▶ [ABOUT THIS EXERCISE] Return the records as they stand. No picture is to be included.

### DATA TO EXAMINE

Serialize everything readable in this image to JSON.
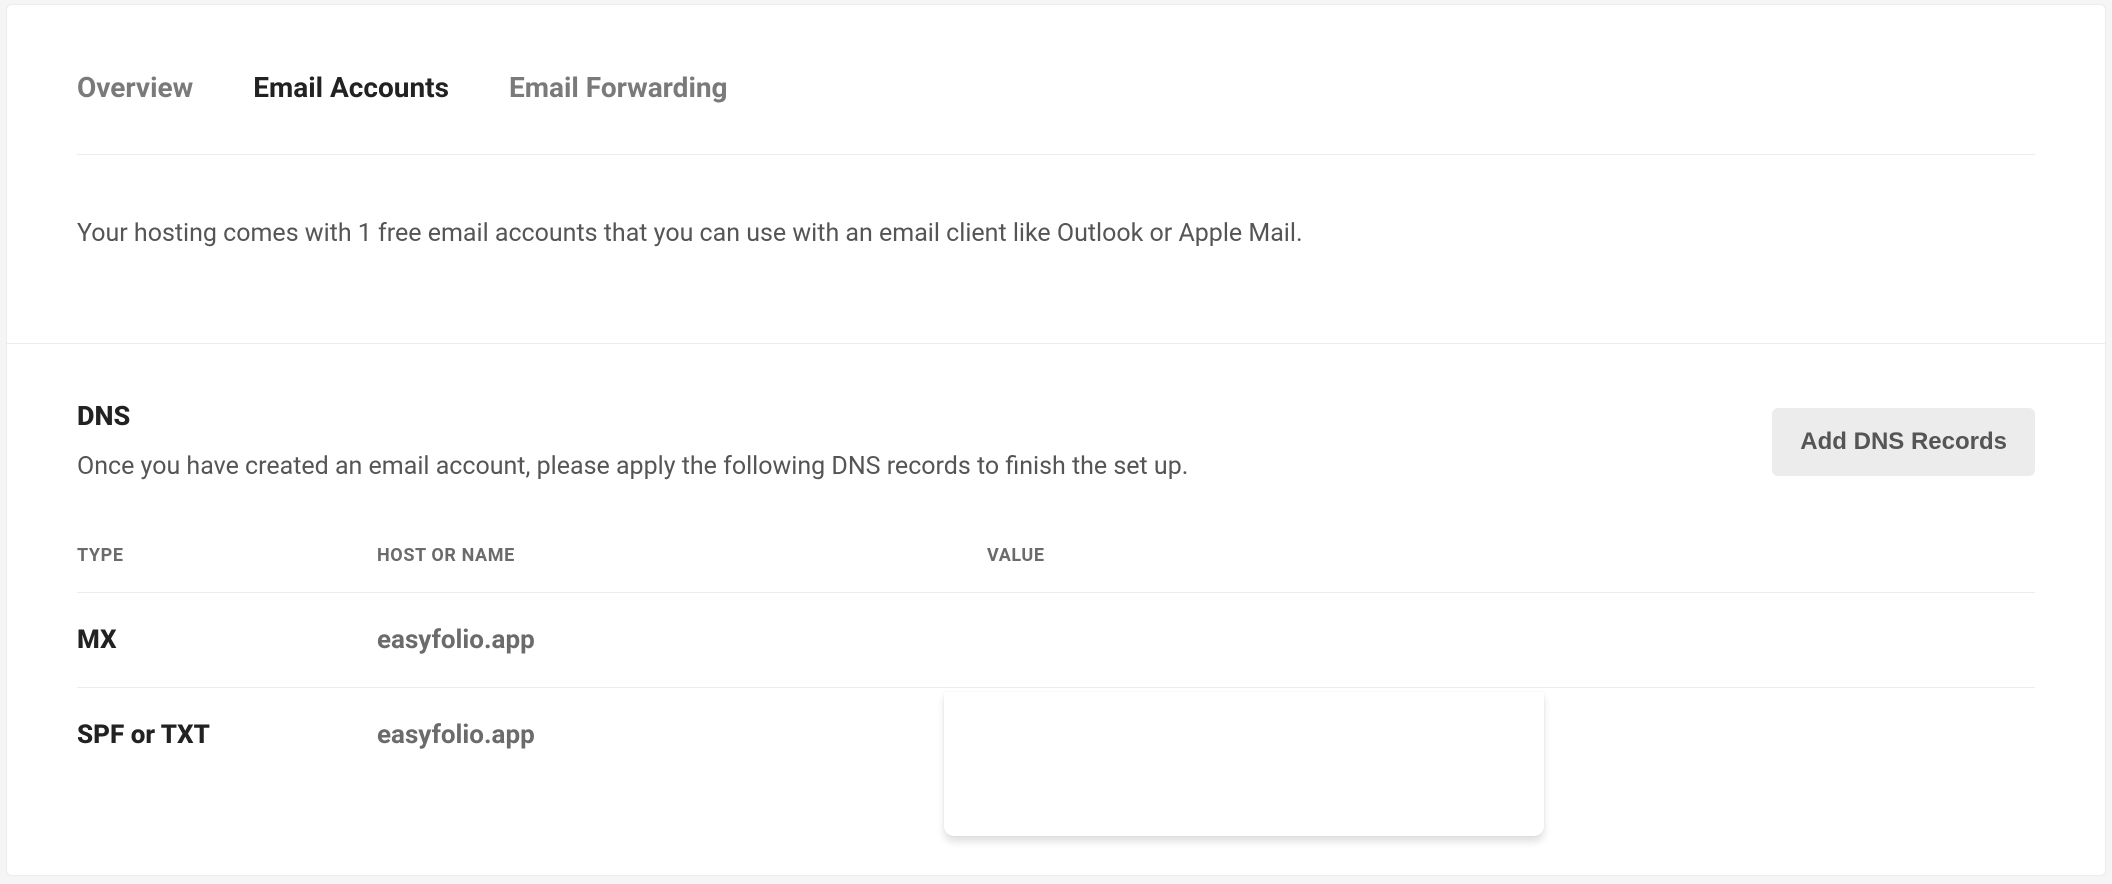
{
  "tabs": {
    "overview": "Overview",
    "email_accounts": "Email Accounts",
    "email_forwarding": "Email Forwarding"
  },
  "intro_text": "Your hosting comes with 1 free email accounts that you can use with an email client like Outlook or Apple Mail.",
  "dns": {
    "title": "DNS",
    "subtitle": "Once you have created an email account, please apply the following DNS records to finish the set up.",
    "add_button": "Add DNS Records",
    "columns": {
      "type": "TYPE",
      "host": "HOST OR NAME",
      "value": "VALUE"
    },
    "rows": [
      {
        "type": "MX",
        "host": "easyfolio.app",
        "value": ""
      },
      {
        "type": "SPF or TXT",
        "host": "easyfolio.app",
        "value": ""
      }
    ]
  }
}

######

▶ [WRITTEN SOLUTION]
Serialize everything readable in this image to JSON.
{
  "tabs": {
    "overview": "Overview",
    "email_accounts": "Email Accounts",
    "email_forwarding": "Email Forwarding"
  },
  "intro_text": "Your hosting comes with 1 free email accounts that you can use with an email client like Outlook or Apple Mail.",
  "dns": {
    "title": "DNS",
    "subtitle": "Once you have created an email account, please apply the following DNS records to finish the set up.",
    "add_button": "Add DNS Records",
    "columns": {
      "type": "TYPE",
      "host": "HOST OR NAME",
      "value": "VALUE"
    },
    "rows": [
      {
        "type": "MX",
        "host": "easyfolio.app",
        "value": ""
      },
      {
        "type": "SPF or TXT",
        "host": "easyfolio.app",
        "value": ""
      }
    ]
  }
}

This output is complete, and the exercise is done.